There was a massive truck of donated food to unload, a long and winding ramp for a man with multiple handicaps to be built, and structures to fix, paint and spruce up – among other projects. Plus, just visiting with people.
So when nearly two dozen Good People Fund (GPF) volunteers – many of them from Congregation B’nai Israel in Millburn, NJ, and others from Ohio and California and other states – arrived in McRoberts, KY, earlier this summer, the to-do list was set, teams were created, and the work began.
This was tikkun olam of the down and dirty sort – an elbow greased and sweaty few days of good works to honor and practice the sacred Jewish value of repairing the world – a guiding GPF principle.
“We are trying to make a little corner of the world slightly better, sooner, for some of these people,” said Peter Freimark, a volunteer from Cleveland and a GPF Board member.

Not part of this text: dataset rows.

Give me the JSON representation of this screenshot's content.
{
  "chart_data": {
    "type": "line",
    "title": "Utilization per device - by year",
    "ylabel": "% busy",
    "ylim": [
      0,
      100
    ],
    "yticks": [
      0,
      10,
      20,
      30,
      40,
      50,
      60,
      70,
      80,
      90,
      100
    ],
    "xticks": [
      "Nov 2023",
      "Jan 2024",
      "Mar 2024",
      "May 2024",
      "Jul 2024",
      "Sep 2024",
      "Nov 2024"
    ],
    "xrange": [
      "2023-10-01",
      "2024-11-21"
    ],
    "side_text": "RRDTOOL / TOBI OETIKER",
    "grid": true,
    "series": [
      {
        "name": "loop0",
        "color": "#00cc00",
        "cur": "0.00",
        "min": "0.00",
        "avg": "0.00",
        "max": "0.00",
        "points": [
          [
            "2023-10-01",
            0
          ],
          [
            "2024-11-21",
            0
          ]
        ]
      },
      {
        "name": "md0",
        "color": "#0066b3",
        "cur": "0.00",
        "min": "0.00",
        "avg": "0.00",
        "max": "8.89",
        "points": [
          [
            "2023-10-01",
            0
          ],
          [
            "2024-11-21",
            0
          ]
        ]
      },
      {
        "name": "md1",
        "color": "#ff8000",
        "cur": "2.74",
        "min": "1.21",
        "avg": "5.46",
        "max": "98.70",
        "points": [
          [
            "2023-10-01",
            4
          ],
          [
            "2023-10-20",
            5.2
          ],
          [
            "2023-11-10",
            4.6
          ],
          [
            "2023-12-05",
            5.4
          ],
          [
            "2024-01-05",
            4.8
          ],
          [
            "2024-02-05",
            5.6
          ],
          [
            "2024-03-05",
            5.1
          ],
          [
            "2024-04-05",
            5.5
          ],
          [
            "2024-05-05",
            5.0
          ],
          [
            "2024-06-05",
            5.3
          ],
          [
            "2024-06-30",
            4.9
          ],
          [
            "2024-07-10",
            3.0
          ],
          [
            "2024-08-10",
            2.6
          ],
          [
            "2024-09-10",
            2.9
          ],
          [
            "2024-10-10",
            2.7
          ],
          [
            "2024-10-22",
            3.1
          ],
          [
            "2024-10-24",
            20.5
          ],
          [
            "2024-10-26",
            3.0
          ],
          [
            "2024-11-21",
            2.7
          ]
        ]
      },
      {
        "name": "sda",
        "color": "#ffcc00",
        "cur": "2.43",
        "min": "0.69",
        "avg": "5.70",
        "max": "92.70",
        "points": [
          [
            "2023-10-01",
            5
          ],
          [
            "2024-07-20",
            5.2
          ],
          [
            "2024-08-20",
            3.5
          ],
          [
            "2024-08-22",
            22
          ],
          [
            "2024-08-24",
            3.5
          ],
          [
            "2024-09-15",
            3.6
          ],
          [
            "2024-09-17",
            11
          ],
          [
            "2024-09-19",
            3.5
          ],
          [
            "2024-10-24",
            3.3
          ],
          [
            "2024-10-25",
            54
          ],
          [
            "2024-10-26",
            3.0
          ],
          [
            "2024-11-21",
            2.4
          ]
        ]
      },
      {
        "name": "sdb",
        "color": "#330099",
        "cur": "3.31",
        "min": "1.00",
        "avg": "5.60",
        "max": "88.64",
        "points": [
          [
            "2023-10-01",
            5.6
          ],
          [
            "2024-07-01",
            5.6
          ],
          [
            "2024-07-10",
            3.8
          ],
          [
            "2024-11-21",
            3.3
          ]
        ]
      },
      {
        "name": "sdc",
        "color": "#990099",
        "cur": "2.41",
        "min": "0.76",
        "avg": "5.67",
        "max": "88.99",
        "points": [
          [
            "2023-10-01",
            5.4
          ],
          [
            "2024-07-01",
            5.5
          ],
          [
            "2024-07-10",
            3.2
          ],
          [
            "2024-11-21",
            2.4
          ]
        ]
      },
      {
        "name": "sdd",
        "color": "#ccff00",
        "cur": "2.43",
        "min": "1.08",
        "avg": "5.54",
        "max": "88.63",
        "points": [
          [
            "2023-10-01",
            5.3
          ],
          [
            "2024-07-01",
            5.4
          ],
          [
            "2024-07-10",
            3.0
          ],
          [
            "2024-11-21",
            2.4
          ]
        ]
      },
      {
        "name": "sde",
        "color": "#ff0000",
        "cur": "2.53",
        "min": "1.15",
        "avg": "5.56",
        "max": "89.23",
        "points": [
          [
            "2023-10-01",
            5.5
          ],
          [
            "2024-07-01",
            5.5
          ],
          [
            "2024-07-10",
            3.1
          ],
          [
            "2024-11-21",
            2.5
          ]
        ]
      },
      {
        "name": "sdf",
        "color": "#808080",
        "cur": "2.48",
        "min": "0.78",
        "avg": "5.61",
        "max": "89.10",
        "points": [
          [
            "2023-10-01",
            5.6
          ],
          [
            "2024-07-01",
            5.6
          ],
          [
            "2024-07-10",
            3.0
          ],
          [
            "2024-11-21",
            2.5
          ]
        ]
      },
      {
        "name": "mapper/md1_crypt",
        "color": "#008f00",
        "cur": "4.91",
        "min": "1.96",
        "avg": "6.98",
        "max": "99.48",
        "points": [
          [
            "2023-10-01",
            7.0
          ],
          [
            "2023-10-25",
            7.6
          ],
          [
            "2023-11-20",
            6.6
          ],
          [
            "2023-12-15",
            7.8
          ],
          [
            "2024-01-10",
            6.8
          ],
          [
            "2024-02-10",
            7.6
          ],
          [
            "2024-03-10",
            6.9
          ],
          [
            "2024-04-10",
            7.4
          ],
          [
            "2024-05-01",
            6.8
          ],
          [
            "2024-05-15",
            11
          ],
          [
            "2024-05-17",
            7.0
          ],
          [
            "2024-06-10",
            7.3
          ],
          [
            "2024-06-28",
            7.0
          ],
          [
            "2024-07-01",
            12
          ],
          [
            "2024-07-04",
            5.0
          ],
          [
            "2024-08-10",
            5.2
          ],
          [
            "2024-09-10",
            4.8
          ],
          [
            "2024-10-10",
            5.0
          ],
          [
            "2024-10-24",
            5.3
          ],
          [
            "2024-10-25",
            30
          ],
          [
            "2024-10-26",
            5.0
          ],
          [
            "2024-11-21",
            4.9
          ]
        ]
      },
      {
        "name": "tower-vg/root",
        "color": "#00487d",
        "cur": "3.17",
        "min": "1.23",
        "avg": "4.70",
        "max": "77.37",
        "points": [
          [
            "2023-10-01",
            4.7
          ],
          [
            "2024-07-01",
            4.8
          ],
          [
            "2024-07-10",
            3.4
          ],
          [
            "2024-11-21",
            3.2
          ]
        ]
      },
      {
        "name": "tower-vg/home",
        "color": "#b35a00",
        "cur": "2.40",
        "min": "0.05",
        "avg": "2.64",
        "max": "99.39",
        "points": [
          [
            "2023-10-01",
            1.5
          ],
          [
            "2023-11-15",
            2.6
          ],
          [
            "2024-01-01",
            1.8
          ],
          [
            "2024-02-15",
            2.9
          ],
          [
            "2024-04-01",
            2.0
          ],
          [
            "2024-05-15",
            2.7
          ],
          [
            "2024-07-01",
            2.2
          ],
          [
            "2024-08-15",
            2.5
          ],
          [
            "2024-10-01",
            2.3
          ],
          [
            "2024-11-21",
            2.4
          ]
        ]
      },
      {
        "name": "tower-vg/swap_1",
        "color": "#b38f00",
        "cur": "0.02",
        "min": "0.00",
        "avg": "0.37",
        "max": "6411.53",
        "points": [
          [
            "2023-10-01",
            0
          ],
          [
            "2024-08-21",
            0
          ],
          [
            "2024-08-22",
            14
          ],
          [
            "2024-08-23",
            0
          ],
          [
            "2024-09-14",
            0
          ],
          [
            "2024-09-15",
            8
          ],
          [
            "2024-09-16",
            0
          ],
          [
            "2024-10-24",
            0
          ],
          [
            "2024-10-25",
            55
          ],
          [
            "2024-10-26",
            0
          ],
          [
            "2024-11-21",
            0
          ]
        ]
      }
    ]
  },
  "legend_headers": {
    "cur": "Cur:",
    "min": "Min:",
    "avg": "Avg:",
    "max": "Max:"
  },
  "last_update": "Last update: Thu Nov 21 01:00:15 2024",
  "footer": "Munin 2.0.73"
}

For sure, this town of about 1,000 people – in the heart of Appalachia – suffers the sort of poverty that marks the greater region but is often overlooked. Walk the town and unemployment, economic stagnation and lack of social services and opportunity appear not as distant statistics, but rather as human faces.
“We are all familiar with urban poverty, but rural poverty is a completely different type of animal,” said Naomi Eisenberger, GPF Executive Director and Co-Founder.
“Every trip to McRoberts has given me and all of our committed volunteers greater understanding of the unique types of problems that affect people living there. Beyond the physical things that we leave behind, the fact that we care and come back year after year is an indication that we recognize that these people are there and that we care about them.”
Susie Duncan, a 14-year resident of McRoberts and the designated point person there for GPF, described the relationship between the volunteers and the town as unique – a human-to-human connection in its most benevolent form.
“What they do here means more than they could even imagine,” she said. “Most families here live paycheck to paycheck, trying to figure out whether to feed their children or pay the electric bill. To realize there are people in the world who care about us and our well being gives hope to a very cut-off community.”
It was into nearly every room and corner of Duncan’s house and a side shed that volunteers transferred a 53-foot trailer load of canned food and other non-perishable items, plus household goods and personal hygiene products. Duncan will distribute the items through schools, churches and community centers, and also deliver directly to elderly and homebound people in McRoberts.
Across town, teams of GPF volunteers were immersed in other projects.
At one home, a lengthy ramp began to link a house steeped on a hill with the road below, easing the way for a wheelchair-bound man to get from his home and circulate within the community. Members of Congregation Shaarai Shomayim, a synagogue in Lancaster, PA, later finished the job.
At another home, volunteers painted a badly faded structure for a recently widowed woman with no resources to make improvements. “This might brighten her outlook because there isn’t a whole lot of brightness in her life right now,” Duncan said.
This summer marked the eighth year that GPF, in partnership with Congregation B’nai Israel, brought a volunteer corps to McRoberts. The delegation grows each year, and many participants – ranging from high school students to seniors – have made the trip numerous times.
For Jesse Moehlman, 24, a University of Michigan graduate and member of Congregation B’nai Israel, this year marked a fifth trip to the Kentucky town.
“What keeps me going is the realization that this is meaningful work and it is making a real difference,” he said. “The town and the people are very familiar to me at this point, and I feel a visceral connection and sense of responsibility there. It’s very important to me.”
In an opinion piece in the New Jersey Jewish News this summer, Rabbi Steven Bayar of Congregation B’nai Israel summed up how tikkun olam drives this annual service project in McRoberts, and indeed the broader reach of GPF.
“Hope and respect for others are the greatest gifts you can give,” he wrote. “That is a lesson sorely needed in these times.”
Duncan agreed. “When you feel so isolated and that no one cares or is looking, and then The Good People Fund group comes in here and does things for people they don’t know, it restores faith in the goodness of people and what they can do. If more people did this, the world would be a much better place.”